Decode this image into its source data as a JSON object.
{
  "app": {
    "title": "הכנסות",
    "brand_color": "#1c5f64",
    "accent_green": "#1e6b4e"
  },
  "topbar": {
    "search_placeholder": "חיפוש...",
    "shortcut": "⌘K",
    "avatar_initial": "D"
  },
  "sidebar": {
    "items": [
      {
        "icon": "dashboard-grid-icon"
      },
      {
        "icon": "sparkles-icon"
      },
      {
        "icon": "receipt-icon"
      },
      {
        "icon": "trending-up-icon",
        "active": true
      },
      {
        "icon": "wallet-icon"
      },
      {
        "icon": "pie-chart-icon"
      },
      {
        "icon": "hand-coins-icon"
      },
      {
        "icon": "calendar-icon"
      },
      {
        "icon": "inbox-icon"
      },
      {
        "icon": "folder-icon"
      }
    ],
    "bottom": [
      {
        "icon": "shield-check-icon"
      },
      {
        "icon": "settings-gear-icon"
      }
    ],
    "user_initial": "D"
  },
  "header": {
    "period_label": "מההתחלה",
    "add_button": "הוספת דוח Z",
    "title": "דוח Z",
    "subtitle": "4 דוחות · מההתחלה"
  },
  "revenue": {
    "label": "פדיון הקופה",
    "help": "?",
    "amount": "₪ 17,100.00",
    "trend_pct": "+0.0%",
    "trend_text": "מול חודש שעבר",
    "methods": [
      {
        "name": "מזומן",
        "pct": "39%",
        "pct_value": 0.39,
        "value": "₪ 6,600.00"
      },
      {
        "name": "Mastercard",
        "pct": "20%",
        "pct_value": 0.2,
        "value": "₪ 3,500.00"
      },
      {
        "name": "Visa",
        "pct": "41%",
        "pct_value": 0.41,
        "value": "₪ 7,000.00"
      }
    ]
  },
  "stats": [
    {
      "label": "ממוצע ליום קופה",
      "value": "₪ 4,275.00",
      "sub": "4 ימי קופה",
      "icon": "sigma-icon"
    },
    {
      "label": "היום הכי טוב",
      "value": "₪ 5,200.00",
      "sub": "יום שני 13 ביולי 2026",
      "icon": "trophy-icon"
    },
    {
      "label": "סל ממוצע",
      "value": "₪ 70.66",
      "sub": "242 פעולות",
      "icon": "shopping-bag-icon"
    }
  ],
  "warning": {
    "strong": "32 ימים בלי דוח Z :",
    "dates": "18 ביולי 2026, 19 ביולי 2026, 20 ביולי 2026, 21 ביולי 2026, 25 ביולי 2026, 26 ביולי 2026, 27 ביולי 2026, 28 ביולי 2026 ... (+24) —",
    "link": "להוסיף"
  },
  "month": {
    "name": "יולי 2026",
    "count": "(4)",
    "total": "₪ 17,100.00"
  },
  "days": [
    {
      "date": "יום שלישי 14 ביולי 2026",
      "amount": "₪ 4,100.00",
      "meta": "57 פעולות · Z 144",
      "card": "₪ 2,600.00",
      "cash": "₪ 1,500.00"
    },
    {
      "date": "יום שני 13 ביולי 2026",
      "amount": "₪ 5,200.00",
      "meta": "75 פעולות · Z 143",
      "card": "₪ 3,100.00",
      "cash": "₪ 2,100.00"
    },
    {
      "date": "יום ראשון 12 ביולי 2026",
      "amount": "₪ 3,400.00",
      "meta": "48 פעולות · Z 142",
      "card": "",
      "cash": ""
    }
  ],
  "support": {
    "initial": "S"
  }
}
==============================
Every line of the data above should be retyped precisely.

Task result:
Decode this image into its source data as a JSON object.
{
  "app": {
    "title": "הכנסות",
    "brand_color": "#1c5f64",
    "accent_green": "#1e6b4e"
  },
  "topbar": {
    "search_placeholder": "חיפוש...",
    "shortcut": "⌘K",
    "avatar_initial": "D"
  },
  "sidebar": {
    "items": [
      {
        "icon": "dashboard-grid-icon"
      },
      {
        "icon": "sparkles-icon"
      },
      {
        "icon": "receipt-icon"
      },
      {
        "icon": "trending-up-icon",
        "active": true
      },
      {
        "icon": "wallet-icon"
      },
      {
        "icon": "pie-chart-icon"
      },
      {
        "icon": "hand-coins-icon"
      },
      {
        "icon": "calendar-icon"
      },
      {
        "icon": "inbox-icon"
      },
      {
        "icon": "folder-icon"
      }
    ],
    "bottom": [
      {
        "icon": "shield-check-icon"
      },
      {
        "icon": "settings-gear-icon"
      }
    ],
    "user_initial": "D"
  },
  "header": {
    "period_label": "מההתחלה",
    "add_button": "הוספת דוח Z",
    "title": "דוח Z",
    "subtitle": "4 דוחות · מההתחלה"
  },
  "revenue": {
    "label": "פדיון הקופה",
    "help": "?",
    "amount": "₪ 17,100.00",
    "trend_pct": "+0.0%",
    "trend_text": "מול חודש שעבר",
    "methods": [
      {
        "name": "מזומן",
        "pct": "39%",
        "pct_value": 0.39,
        "value": "₪ 6,600.00"
      },
      {
        "name": "Mastercard",
        "pct": "20%",
        "pct_value": 0.2,
        "value": "₪ 3,500.00"
      },
      {
        "name": "Visa",
        "pct": "41%",
        "pct_value": 0.41,
        "value": "₪ 7,000.00"
      }
    ]
  },
  "stats": [
    {
      "label": "ממוצע ליום קופה",
      "value": "₪ 4,275.00",
      "sub": "4 ימי קופה",
      "icon": "sigma-icon"
    },
    {
      "label": "היום הכי טוב",
      "value": "₪ 5,200.00",
      "sub": "יום שני 13 ביולי 2026",
      "icon": "trophy-icon"
    },
    {
      "label": "סל ממוצע",
      "value": "₪ 70.66",
      "sub": "242 פעולות",
      "icon": "shopping-bag-icon"
    }
  ],
  "warning": {
    "strong": "32 ימים בלי דוח Z :",
    "dates": "18 ביולי 2026, 19 ביולי 2026, 20 ביולי 2026, 21 ביולי 2026, 25 ביולי 2026, 26 ביולי 2026, 27 ביולי 2026, 28 ביולי 2026 ... (+24) —",
    "link": "להוסיף"
  },
  "month": {
    "name": "יולי 2026",
    "count": "(4)",
    "total": "₪ 17,100.00"
  },
  "days": [
    {
      "date": "יום שלישי 14 ביולי 2026",
      "amount": "₪ 4,100.00",
      "meta": "57 פעולות · Z 144",
      "card": "₪ 2,600.00",
      "cash": "₪ 1,500.00"
    },
    {
      "date": "יום שני 13 ביולי 2026",
      "amount": "₪ 5,200.00",
      "meta": "75 פעולות · Z 143",
      "card": "₪ 3,100.00",
      "cash": "₪ 2,100.00"
    },
    {
      "date": "יום ראשון 12 ביולי 2026",
      "amount": "₪ 3,400.00",
      "meta": "48 פעולות · Z 142",
      "card": "",
      "cash": ""
    }
  ],
  "support": {
    "initial": "S"
  }
}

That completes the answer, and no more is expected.